Interaction techniques for handheld mobile Augmented Reality (AR) often focus on device-centric methods based around touch input. However, users may not be able to easily interact with virtual objects in mobile AR scenes if they are holding the handheld device with one hand and touching the screen with the other, while at the same time trying to maintain(More)
In this paper we describe a wearable system that allows people to place and interact with 3D virtual tags placed around them. This uses two wearable technologies: a head-worn wearable computer (Google Glass) and a chest-worn depth sensor (Tango). The Google Glass is used to generate and display virtual information to the user, while the Tango is used to(More)
Tangible Augmented Reality (AR) interfaces use physical objects as a medium for interacting with virtual objects. In many cases, they track physical objects using computer vision techniques to attach corresponding virtual objects on them. However, when a user tries to have a closer look at the virtual content, the tracking can fail as the viewpoint gets too(More)
In this paper, we present a novel gesture-based interaction method for handheld Augmented Reality (AR) implemented on a tablet with an RGB-Depth camera attached. Compared with conventional device-centric interaction methods like keypad, stylus, or touchscreen input, natural gesture-based interfaces offer a more intuitive experience for AR applications.(More)
While wearable devices have been developed that incorporate computing, sensing and display technology into a head-worn package, they often have limited input methods that might not be appropriate for natural 3D interaction which is necessary for Augmented Reality (AR) applications. In this paper we report on a prototype interface that supports natural 3D(More)
In this paper we present an augmented exhibition podium that supports natural free-hand 3D interaction for visitors using their own mobile devices.

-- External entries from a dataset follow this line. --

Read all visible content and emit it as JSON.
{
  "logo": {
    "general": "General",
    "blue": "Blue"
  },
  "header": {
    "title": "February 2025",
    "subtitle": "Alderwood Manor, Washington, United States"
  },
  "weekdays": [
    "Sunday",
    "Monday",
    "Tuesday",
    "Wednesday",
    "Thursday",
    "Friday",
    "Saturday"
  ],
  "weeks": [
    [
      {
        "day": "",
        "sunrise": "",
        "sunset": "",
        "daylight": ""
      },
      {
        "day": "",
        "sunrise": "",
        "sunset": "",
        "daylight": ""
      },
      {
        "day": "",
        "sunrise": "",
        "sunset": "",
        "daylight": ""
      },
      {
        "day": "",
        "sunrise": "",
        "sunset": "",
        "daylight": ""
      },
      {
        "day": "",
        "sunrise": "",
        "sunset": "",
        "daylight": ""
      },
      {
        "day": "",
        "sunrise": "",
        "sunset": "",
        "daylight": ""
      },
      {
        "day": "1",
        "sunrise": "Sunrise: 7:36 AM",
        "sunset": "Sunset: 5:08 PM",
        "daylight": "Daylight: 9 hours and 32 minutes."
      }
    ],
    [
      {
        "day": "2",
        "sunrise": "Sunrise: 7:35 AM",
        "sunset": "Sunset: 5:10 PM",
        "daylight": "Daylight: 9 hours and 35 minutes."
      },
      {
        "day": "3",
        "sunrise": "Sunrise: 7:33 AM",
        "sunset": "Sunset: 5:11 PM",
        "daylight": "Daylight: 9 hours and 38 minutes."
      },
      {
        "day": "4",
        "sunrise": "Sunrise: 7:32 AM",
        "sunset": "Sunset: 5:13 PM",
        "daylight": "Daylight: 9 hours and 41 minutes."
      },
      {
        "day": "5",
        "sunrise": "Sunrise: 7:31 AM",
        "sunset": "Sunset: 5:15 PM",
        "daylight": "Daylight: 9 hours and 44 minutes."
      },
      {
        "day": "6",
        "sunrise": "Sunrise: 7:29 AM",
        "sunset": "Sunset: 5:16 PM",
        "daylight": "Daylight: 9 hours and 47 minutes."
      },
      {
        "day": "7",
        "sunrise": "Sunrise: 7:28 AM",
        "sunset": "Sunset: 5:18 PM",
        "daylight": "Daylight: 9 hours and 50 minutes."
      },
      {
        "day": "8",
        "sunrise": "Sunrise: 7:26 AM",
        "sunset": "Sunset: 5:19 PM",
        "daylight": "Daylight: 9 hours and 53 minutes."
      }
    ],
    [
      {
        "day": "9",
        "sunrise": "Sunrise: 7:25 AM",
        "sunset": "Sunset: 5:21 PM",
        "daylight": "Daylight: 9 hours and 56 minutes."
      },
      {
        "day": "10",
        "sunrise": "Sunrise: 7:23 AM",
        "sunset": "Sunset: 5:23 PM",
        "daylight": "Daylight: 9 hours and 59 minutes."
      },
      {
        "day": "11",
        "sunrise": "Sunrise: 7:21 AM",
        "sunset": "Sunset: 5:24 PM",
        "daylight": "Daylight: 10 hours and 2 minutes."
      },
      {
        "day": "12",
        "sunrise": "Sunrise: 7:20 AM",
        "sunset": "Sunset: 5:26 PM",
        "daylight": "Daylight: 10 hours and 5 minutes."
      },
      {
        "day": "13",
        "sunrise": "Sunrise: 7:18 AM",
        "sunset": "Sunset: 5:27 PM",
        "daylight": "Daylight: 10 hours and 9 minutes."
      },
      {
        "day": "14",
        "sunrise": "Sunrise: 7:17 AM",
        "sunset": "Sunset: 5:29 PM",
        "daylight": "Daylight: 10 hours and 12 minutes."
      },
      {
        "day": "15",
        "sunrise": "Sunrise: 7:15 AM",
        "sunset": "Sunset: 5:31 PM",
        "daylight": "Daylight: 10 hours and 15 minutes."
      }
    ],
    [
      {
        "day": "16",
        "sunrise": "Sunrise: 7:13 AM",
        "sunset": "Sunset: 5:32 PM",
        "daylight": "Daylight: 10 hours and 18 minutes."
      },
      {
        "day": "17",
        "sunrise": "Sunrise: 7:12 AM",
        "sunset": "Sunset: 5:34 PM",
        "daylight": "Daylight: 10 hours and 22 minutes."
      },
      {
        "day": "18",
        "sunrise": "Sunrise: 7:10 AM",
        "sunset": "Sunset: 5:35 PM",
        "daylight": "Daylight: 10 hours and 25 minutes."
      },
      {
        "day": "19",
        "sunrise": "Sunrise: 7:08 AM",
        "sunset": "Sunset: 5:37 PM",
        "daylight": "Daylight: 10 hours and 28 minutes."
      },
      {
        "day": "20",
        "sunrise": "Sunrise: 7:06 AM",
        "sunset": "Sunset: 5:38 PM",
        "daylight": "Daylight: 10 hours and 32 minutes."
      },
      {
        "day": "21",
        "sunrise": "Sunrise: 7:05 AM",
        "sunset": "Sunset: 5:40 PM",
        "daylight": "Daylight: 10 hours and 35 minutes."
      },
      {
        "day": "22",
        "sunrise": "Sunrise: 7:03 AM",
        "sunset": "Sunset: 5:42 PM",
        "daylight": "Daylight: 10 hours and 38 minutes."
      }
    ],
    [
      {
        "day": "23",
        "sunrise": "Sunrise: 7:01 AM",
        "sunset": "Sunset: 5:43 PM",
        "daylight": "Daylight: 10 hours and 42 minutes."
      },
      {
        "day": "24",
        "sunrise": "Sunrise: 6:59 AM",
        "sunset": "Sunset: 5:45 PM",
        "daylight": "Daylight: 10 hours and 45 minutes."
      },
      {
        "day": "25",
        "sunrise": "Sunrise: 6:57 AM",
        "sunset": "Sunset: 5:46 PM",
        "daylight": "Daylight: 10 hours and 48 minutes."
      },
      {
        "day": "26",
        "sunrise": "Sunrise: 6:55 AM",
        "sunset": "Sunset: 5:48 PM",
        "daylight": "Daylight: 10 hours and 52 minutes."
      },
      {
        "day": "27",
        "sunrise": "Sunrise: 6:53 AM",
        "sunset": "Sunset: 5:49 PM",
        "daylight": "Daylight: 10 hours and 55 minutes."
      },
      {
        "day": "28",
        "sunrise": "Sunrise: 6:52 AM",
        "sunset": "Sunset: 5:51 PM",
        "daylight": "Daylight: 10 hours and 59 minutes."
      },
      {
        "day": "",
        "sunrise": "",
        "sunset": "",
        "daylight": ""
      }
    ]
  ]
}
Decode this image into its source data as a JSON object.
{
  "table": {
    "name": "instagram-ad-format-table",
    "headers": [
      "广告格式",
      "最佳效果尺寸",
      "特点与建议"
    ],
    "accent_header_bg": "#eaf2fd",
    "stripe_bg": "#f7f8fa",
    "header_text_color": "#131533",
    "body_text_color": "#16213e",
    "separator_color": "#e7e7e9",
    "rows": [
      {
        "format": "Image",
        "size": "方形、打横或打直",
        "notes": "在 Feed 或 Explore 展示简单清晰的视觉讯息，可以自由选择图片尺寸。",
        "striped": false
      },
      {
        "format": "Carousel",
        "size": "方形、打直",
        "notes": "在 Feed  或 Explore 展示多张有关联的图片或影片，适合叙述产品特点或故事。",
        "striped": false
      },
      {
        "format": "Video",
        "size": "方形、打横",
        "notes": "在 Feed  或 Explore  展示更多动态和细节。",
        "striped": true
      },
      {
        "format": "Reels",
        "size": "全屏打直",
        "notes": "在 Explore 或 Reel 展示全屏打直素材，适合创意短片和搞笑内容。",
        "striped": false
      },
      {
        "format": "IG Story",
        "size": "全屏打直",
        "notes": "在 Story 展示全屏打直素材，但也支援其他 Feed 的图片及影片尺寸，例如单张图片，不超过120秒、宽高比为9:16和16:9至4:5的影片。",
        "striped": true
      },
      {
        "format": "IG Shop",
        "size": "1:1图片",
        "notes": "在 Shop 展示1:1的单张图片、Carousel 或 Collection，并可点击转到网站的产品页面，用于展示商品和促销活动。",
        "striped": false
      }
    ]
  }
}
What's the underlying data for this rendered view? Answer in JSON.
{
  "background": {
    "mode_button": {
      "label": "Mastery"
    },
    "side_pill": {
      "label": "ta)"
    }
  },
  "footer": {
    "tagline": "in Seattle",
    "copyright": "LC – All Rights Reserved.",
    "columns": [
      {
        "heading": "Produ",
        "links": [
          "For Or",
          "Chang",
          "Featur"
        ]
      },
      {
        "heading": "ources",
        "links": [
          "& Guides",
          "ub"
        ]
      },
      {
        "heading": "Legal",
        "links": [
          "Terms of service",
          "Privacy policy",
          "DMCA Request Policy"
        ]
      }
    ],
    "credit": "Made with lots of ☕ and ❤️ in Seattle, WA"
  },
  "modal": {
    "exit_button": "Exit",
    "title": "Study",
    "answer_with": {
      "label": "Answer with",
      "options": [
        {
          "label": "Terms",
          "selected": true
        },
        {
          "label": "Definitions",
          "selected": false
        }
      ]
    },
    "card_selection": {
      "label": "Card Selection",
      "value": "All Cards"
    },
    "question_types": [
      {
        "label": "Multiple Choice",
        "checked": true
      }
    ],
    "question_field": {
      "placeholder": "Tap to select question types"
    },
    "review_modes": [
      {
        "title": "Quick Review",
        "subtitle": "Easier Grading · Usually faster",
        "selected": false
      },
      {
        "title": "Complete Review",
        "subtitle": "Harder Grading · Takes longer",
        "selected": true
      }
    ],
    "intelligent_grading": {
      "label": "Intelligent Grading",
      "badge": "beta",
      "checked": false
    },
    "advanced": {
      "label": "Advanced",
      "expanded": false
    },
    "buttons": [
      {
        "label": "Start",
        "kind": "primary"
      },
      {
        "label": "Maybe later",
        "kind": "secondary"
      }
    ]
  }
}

Visitors can hold a smartphone, tablet or wear a Smart Glass, and then point the mobile camera at the podium deck to see Augmented Reality (AR) content overlaid on an exhibit on the mobile display. They can also(More)